» **DATA EXCERPTS**:
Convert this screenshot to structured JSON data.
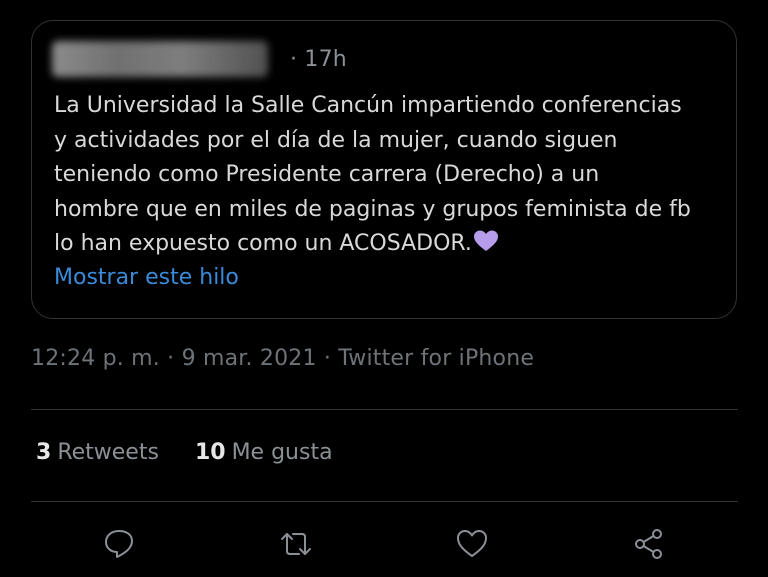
{
  "quoted_tweet": {
    "time_ago": "· 17h",
    "text": "La Universidad la Salle Cancún impartiendo conferencias\ny actividades por el día de la mujer, cuando siguen\nteniendo como Presidente carrera (Derecho) a un\nhombre que en miles de paginas y grupos feminista de fb\nlo han expuesto como un ACOSADOR.",
    "emoji": "purple-heart",
    "show_thread": "Mostrar este hilo"
  },
  "tweet_meta": {
    "time": "12:24 p. m.",
    "separator": " · ",
    "date": "9 mar. 2021",
    "source": "Twitter for iPhone"
  },
  "stats": {
    "retweets_count": "3",
    "retweets_label": "Retweets",
    "likes_count": "10",
    "likes_label": "Me gusta"
  },
  "actions": [
    {
      "icon": "reply-icon"
    },
    {
      "icon": "retweet-icon"
    },
    {
      "icon": "heart-icon"
    },
    {
      "icon": "share-icon"
    }
  ],
  "colors": {
    "background": "#000000",
    "text": "#d9d9d9",
    "muted": "#8b9096",
    "link": "#3b8ad9",
    "border": "#2f3336",
    "emoji": "#b69cea"
  }
}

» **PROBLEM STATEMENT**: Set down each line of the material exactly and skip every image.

» **YOUR SOLUTION**:
Convert this screenshot to structured JSON data.
{
  "quoted_tweet": {
    "time_ago": "· 17h",
    "text": "La Universidad la Salle Cancún impartiendo conferencias\ny actividades por el día de la mujer, cuando siguen\nteniendo como Presidente carrera (Derecho) a un\nhombre que en miles de paginas y grupos feminista de fb\nlo han expuesto como un ACOSADOR.",
    "emoji": "purple-heart",
    "show_thread": "Mostrar este hilo"
  },
  "tweet_meta": {
    "time": "12:24 p. m.",
    "separator": " · ",
    "date": "9 mar. 2021",
    "source": "Twitter for iPhone"
  },
  "stats": {
    "retweets_count": "3",
    "retweets_label": "Retweets",
    "likes_count": "10",
    "likes_label": "Me gusta"
  },
  "actions": [
    {
      "icon": "reply-icon"
    },
    {
      "icon": "retweet-icon"
    },
    {
      "icon": "heart-icon"
    },
    {
      "icon": "share-icon"
    }
  ],
  "colors": {
    "background": "#000000",
    "text": "#d9d9d9",
    "muted": "#8b9096",
    "link": "#3b8ad9",
    "border": "#2f3336",
    "emoji": "#b69cea"
  }
}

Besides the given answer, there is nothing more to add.